• [Collected data entries]
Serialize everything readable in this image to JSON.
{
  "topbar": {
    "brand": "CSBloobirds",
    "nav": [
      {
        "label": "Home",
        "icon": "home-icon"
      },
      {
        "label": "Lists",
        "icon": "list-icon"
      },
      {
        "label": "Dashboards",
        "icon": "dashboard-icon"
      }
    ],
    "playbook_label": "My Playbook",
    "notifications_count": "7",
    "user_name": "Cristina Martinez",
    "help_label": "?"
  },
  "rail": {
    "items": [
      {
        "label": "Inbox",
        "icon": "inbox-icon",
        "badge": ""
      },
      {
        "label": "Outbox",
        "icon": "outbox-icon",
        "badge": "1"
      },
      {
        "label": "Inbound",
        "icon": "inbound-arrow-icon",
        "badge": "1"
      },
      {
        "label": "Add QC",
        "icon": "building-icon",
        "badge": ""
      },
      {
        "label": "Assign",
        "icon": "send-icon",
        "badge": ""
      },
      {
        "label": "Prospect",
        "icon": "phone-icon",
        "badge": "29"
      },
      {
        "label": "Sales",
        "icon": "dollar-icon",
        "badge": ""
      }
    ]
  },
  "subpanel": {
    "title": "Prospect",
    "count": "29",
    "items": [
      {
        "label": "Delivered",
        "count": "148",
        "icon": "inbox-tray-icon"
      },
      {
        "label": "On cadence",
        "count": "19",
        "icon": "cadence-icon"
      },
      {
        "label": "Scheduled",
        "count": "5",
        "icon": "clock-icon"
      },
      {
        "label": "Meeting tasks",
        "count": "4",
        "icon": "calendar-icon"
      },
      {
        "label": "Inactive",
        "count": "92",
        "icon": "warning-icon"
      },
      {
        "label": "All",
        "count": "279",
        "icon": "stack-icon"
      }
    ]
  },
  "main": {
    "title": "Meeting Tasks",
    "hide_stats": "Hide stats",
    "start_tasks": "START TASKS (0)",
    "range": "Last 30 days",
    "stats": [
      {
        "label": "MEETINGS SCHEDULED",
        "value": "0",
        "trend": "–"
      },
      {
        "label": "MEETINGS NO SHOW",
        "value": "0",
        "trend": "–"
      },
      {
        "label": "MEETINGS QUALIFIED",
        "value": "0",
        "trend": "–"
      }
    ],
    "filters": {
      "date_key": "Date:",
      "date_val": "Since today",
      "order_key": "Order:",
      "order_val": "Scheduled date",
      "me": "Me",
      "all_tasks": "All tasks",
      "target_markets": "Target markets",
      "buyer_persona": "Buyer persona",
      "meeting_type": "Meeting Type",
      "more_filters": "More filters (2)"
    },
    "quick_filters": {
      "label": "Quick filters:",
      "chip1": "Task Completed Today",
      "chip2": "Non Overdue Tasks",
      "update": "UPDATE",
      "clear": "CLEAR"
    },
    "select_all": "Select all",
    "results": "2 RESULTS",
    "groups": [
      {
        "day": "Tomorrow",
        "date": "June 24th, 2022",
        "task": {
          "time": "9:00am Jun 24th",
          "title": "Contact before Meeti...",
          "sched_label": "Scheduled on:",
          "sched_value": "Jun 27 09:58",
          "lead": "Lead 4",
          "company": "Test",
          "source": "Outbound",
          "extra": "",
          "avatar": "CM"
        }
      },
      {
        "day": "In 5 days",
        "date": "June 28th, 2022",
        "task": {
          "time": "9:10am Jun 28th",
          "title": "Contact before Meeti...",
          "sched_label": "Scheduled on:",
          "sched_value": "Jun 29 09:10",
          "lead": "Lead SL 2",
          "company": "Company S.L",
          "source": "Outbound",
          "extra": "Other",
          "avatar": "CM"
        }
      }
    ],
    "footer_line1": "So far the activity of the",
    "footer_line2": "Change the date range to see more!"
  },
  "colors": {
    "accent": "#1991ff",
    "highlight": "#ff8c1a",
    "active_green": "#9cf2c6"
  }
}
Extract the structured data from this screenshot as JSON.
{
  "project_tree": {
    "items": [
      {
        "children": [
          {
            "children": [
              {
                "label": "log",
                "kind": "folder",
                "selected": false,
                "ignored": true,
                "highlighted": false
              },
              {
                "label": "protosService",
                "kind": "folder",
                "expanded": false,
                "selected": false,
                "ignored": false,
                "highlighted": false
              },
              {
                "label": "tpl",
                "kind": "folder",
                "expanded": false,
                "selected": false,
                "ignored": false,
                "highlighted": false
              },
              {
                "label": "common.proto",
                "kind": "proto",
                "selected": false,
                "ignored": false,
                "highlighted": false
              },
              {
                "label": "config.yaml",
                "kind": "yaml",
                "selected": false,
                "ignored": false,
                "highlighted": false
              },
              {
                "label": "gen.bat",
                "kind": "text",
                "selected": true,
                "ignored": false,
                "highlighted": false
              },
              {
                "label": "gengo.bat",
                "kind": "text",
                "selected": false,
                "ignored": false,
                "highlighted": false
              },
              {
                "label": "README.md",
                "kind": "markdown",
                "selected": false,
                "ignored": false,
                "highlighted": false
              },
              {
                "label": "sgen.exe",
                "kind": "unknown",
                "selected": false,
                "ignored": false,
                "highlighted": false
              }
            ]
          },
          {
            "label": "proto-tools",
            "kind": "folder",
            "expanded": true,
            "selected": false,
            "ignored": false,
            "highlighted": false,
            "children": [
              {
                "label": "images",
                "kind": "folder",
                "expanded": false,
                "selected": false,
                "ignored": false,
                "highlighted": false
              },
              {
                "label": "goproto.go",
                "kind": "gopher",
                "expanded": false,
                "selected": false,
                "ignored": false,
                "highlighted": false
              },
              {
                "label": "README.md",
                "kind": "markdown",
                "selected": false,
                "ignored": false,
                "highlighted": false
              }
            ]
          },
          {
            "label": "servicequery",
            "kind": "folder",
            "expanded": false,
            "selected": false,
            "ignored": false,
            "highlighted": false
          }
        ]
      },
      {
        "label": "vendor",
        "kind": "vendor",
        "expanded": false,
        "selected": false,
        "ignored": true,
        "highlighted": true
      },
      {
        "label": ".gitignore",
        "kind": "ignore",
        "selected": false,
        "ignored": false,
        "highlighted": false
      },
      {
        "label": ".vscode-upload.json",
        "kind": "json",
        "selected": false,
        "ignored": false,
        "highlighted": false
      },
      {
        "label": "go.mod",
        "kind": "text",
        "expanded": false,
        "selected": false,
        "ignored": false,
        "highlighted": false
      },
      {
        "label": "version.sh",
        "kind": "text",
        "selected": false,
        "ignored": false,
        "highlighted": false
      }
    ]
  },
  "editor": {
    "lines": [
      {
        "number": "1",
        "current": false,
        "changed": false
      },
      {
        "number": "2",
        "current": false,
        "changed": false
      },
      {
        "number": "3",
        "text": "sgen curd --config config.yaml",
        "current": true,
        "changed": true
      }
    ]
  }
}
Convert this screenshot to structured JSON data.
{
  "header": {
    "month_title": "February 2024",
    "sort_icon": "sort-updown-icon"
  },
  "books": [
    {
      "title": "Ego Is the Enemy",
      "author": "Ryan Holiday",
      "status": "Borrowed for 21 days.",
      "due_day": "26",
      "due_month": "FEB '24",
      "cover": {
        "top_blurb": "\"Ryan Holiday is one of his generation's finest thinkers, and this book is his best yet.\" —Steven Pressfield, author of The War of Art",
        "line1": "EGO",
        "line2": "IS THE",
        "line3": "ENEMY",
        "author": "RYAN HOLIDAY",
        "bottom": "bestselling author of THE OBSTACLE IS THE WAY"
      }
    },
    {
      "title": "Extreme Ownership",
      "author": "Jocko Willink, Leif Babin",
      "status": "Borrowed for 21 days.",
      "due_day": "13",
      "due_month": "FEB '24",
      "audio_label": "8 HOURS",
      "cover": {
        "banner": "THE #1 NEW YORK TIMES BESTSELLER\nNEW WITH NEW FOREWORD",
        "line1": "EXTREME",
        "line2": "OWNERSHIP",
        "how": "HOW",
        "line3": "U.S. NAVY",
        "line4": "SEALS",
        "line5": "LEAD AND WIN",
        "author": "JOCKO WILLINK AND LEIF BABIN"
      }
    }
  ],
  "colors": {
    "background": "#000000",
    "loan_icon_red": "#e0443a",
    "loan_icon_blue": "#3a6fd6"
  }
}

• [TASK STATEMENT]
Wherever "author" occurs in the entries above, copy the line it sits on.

• [FINISHED EXERCISE]
      "author": "Ryan Holiday",
        "top_blurb": "\"Ryan Holiday is one of his generation's finest thinkers, and this book is his best yet.\" —Steven Pressfield, author of The War of Art",
        "author": "RYAN HOLIDAY",
        "bottom": "bestselling author of THE OBSTACLE IS THE WAY"
      "author": "Jocko Willink, Leif Babin",
        "author": "JOCKO WILLINK AND LEIF BABIN"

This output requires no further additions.